Think tank: Social Market Foundation

Author(s): Gideon Salutin

March 19, 2024

This report from UK think tank the Social Market Foundation discusses financial policies to increase homeownership.

Homeownership is a dream for millions in countries across the Anglosphere, but rising prices have put that dream out of reach for many households. This Social Market Foundation report – the second in a series on the problem of housing – surveys homeownership challenges and policies in the UK, Australia, New Zealand, Canada and Ireland to understand what has gone wrong and how we might fix it.

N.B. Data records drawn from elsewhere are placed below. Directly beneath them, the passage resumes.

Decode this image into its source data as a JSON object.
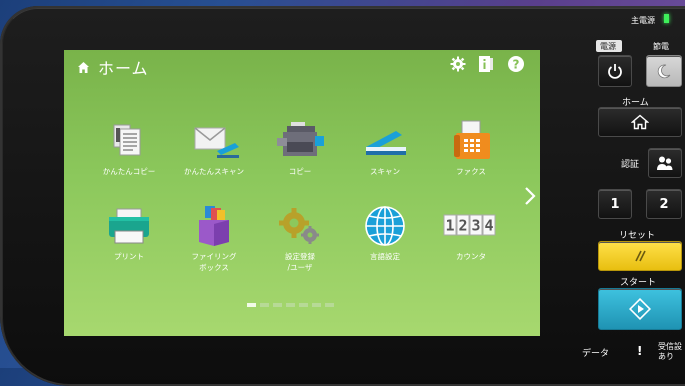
{
  "panel": {
    "main_power_label": "主電源",
    "power_label": "電源",
    "eco_label": "節電",
    "home_label": "ホーム",
    "auth_label": "認証",
    "key1_label": "1",
    "key2_label": "2",
    "reset_label": "リセット",
    "start_label": "スタート",
    "data_label": "データ",
    "error_label": "!",
    "receive_label": "受信設\nあり"
  },
  "screen": {
    "title": "ホーム",
    "page_count": 7,
    "active_page": 1,
    "apps": [
      {
        "label": "かんたんコピー",
        "icon": "easy-copy-icon"
      },
      {
        "label": "かんたんスキャン",
        "icon": "easy-scan-icon"
      },
      {
        "label": "コピー",
        "icon": "copy-icon"
      },
      {
        "label": "スキャン",
        "icon": "scan-icon"
      },
      {
        "label": "ファクス",
        "icon": "fax-icon"
      },
      {
        "label": "プリント",
        "icon": "print-icon"
      },
      {
        "label": "ファイリング\nボックス",
        "icon": "filing-box-icon"
      },
      {
        "label": "設定登録\n/ユーザ",
        "icon": "settings-user-icon"
      },
      {
        "label": "言語設定",
        "icon": "language-icon"
      },
      {
        "label": "カウンタ",
        "icon": "counter-icon"
      }
    ]
  },
  "colors": {
    "screen_green": "#8cc85c",
    "reset_yellow": "#f4cf28",
    "start_teal": "#2aa9c6",
    "led_green": "#3ef05a"
  }
}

The report recommends alternative policies, focusing on the three main obstacles facing first time buyers: deposits, mortgage payments and tax payments. The average deposit demanded for home purchases in the UK has risen from £16,400 in 2007 to £50,051 today. To address this, the UK should learn from Canada’s system of mortgage insurance to allow for cheaper deposits.

Although the burden of monthly mortgage payments declined from 2010 to 2020, British homeowners are more vulnerable than their international peers to interest rate rises. To address this, the UK should allow lenders to offer longer term fixed-rate mortgages by altering affordability requirements and encouraging demand.

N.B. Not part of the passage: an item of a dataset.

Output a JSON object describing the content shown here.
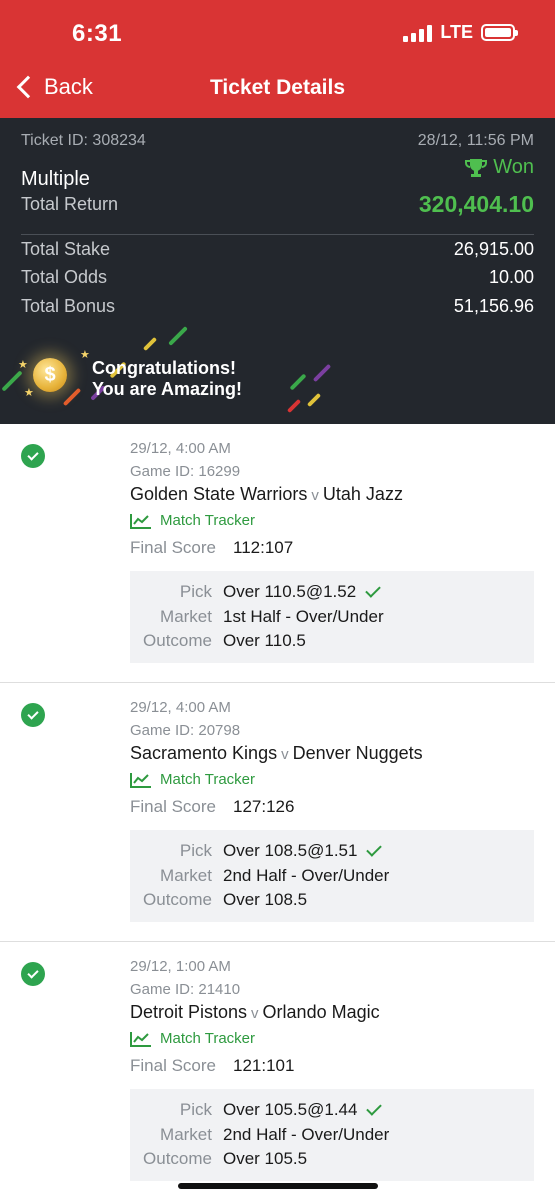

The UK has the highest home taxes in the Anglosphere as a proportion of GDP, and the burden as a proportion of income is higher for lower income households. To address this, half of private tenants’ council tax payments should be directed into a home deposit savings account and stamp duty should be abolished. ‘Housing sin taxes’ such as taxes on foreign buyers, vacant homes and house flipping should be introduced to make up the shortfall in revenue.